Feldman at the NY Phil

I was saddened to read of the New York Philharmonic’s unprofessional behavior at rehearsals of Morton Feldman’s Coptic Light in 1986. I was at the performance of that piece. It is worth noting that the conductor for that concert, if I recall correctly, was Gunther Schuller. It is hard to imagine Gunther participating in that kind of unprofessionalism, even though this would have been music rather distant from his own principal interests. Note too, that (again, if memory serves), Gunther conducted Arvo Pärt’s Tabula Rasa on the same program; this two years after I heard him conduct Andriessen’s De Staat at Tanglewood. I have heard some label Gunther as one of the big bad high-modernists, narrow-minded both in his own writing and in his programming, but the fact is a rather more nuanced picture would be more accurate.

Coming Attractions – 2011-2012

– Go here for a press release on the upcoming Miller Theater season, including a massive James Dillon 3-night extravaganza and Composer Portraits including John Zorn and George Lewis.

– the Orchestra 2001 website lists three programs for next year, with Boulez, Adams, Pärt, Andriessen, and a Crumb premiere – the seventh book in his remarkable American Songbook series.

CityMusic Cleveland offers 24 free concerts next season.

Network for New Music’s focus is on what they are calling Word Music, with big pieces by Lewis Spratlan and Matthew Greenbaum, and collaborations including one with The Crossing.

Music Illiteracy Alert

Another week, another questionable bit of writing about music in the NY Times. I don’t mean a review with which I disagree. I mean the following:

In the article about Arvo Pärt in last week’s magazine section, Arthur Lubow notes that  “…it is also important that Pärt, a fanatic for detail, painstakingly adjusts each score to achieve the result he is after.” Goodness, a composer who painstakingly adjusts each score! What will those crazy composers think of next? Who knows, maybe writers will start “painstakingly adjusting” their writing after having it looked at by someone who knows something about the topic on which they are working.

And in Paul Simon’s review of Stephen Sondheim’s new lyric collection, he states that “He [Sondheim] often uses dissonance (notes from one key added to chords from another, as if the ear were hearing two different keys at the same time) to indicate a character’s inner turmoil.” So there is no such thing as dissonance using only the notes within the key? Maybe Simon missed the class on diatonic non-harmonic tones. There are hints of polytonality in Sondheim’s music, but that is not the only source of dissonance.
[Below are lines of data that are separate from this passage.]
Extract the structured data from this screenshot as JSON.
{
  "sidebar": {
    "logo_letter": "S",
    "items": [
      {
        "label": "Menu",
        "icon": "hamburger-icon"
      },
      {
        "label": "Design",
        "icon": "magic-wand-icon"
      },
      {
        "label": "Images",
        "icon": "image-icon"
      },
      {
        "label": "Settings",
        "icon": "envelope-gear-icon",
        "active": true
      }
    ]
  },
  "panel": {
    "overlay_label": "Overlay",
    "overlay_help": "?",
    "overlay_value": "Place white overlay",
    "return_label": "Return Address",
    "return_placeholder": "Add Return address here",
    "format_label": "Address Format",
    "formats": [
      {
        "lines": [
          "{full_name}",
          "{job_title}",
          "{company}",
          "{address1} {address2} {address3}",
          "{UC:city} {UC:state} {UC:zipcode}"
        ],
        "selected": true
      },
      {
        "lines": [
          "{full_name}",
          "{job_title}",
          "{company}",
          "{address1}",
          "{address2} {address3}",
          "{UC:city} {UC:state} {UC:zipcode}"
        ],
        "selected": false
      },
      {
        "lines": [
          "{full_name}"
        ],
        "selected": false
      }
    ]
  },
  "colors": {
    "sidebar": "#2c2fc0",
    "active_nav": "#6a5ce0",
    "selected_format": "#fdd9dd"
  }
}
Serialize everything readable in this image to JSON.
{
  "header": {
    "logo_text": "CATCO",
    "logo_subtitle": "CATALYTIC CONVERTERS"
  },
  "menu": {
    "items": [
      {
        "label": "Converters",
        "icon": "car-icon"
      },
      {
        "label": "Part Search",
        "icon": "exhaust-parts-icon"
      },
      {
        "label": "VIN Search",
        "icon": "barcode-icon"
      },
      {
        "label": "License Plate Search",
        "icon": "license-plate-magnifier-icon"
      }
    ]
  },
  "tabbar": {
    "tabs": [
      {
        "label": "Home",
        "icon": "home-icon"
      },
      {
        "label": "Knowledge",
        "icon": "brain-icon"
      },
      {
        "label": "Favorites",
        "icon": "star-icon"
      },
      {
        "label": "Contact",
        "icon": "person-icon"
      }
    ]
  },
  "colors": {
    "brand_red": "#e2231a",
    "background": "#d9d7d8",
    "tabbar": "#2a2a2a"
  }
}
OK, enough sarcasm. I am happy to see writing about significant composers get some column inches in the newspaper of record. And the Pärt piece is remarkably free from gaffes given that it is written by (I assume) a non-musician. Simon’s review is basically well-written as well. I think his mistaken explanation of dissonance is trying to refer to the use of blue notes, because it comes in the context of an intriguing point about how the sound of jazz does not play a role in Sondheim’s musical vocabulary. This is partly explainable by the European settings of some of his shows. Still, I hear little, if any, black influence in the music of “Company”, a quintessentially New York City show. My sense is that jazz musicians respond in kind, so to speak, because few show interest in covering Sondheim songs. What Sondheim tune would you like to submit for consideration by The Bad Plus?
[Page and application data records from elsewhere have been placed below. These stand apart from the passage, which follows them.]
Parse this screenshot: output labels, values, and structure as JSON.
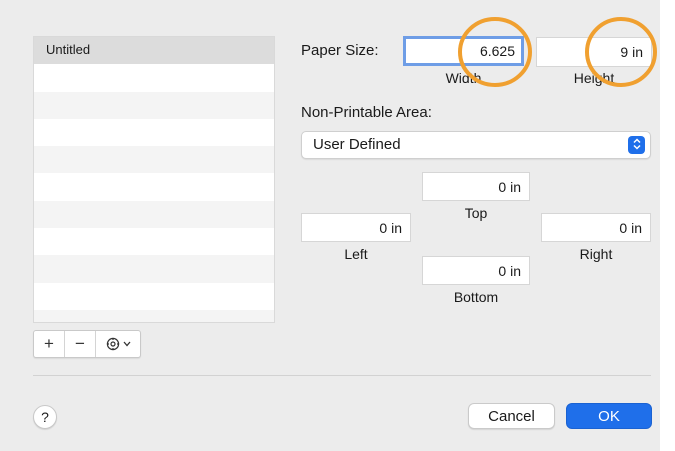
{
  "profiles": {
    "items": [
      {
        "label": "Untitled",
        "selected": true
      },
      {
        "label": ""
      },
      {
        "label": ""
      },
      {
        "label": ""
      },
      {
        "label": ""
      },
      {
        "label": ""
      },
      {
        "label": ""
      },
      {
        "label": ""
      },
      {
        "label": ""
      },
      {
        "label": ""
      },
      {
        "label": ""
      }
    ],
    "buttons": {
      "add": "+",
      "remove": "−",
      "action_icon": "gear-icon",
      "chevron_icon": "chevron-down-icon"
    }
  },
  "paper_size": {
    "label": "Paper Size:",
    "width_value": "6.625",
    "width_caption": "Width",
    "height_value": "9 in",
    "height_caption": "Height"
  },
  "non_printable": {
    "label": "Non-Printable Area:",
    "selected": "User Defined",
    "top": {
      "value": "0 in",
      "caption": "Top"
    },
    "left": {
      "value": "0 in",
      "caption": "Left"
    },
    "right": {
      "value": "0 in",
      "caption": "Right"
    },
    "bottom": {
      "value": "0 in",
      "caption": "Bottom"
    }
  },
  "footer": {
    "help": "?",
    "cancel": "Cancel",
    "ok": "OK"
  },
  "colors": {
    "accent": "#1f6fea",
    "focus_ring": "#6e9de6",
    "annotation": "#f0a030"
  }
}
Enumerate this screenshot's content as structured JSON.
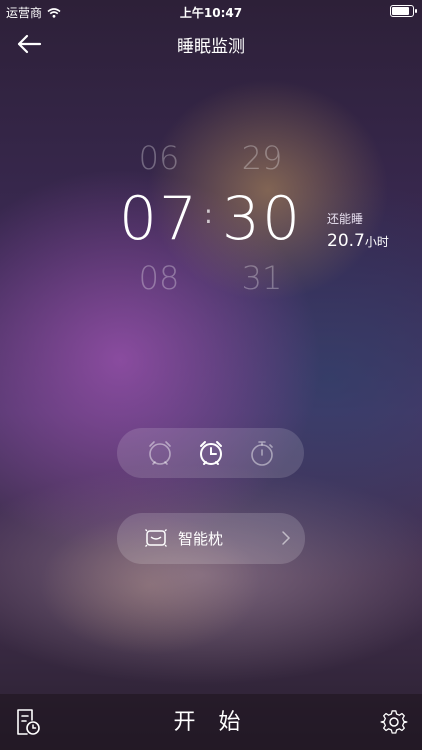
{
  "status_bar": {
    "carrier": "运营商",
    "time": "上午10:47",
    "battery_level": 0.95
  },
  "nav": {
    "title": "睡眠监测",
    "back_icon": "arrow-left-icon"
  },
  "time_picker": {
    "hour_prev": "06",
    "hour": "07",
    "hour_next": "08",
    "minute_prev": "29",
    "minute": "30",
    "minute_next": "31",
    "separator": ":"
  },
  "remaining": {
    "label": "还能睡",
    "value": "20.7",
    "unit": "小时"
  },
  "modes": [
    {
      "icon": "alarm-clock-off-icon",
      "selected": false
    },
    {
      "icon": "alarm-clock-icon",
      "selected": true
    },
    {
      "icon": "stopwatch-icon",
      "selected": false
    }
  ],
  "pillow": {
    "label": "智能枕",
    "icon": "pillow-icon"
  },
  "bottom": {
    "start_label": "开 始",
    "record_icon": "sleep-record-icon",
    "settings_icon": "gear-icon"
  }
}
May 2013 UPDATE: regarding the last sentence above, see this.